Search the records below for "label" and copy every line it turns up in.

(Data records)
----
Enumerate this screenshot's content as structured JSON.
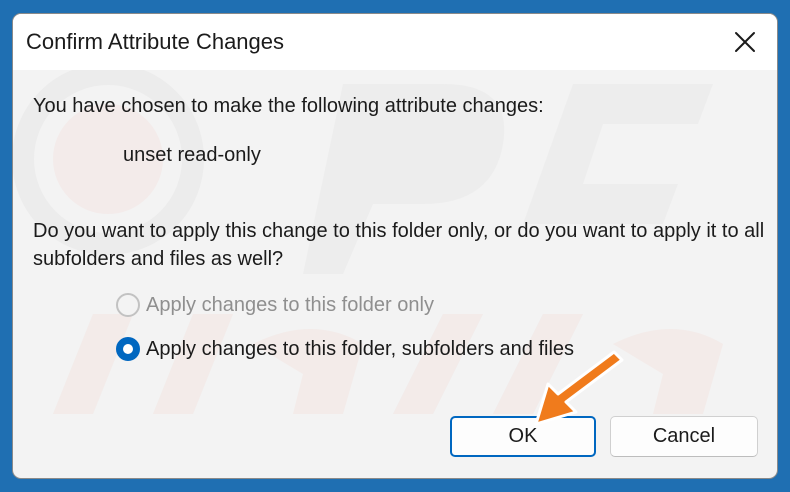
{
  "dialog": {
    "title": "Confirm Attribute Changes",
    "intro": "You have chosen to make the following attribute changes:",
    "change": "unset read-only",
    "question": "Do you want to apply this change to this folder only, or do you want to apply it to all subfolders and files as well?",
    "options": [
      {
        "label": "Apply changes to this folder only",
        "selected": false,
        "disabled": true
      },
      {
        "label": "Apply changes to this folder, subfolders and files",
        "selected": true,
        "disabled": false
      }
    ],
    "buttons": {
      "ok": "OK",
      "cancel": "Cancel"
    }
  },
  "colors": {
    "accent": "#0067c0",
    "annotation_arrow": "#f07b1c",
    "desktop": "#1f6fb2"
  },
  "icons": {
    "close": "close-icon",
    "arrow": "arrow-annotation-icon"
  }
}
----
▸ RESPONSE FOR THIS EXERCISE
        "label": "Apply changes to this folder only",
        "label": "Apply changes to this folder, subfolders and files",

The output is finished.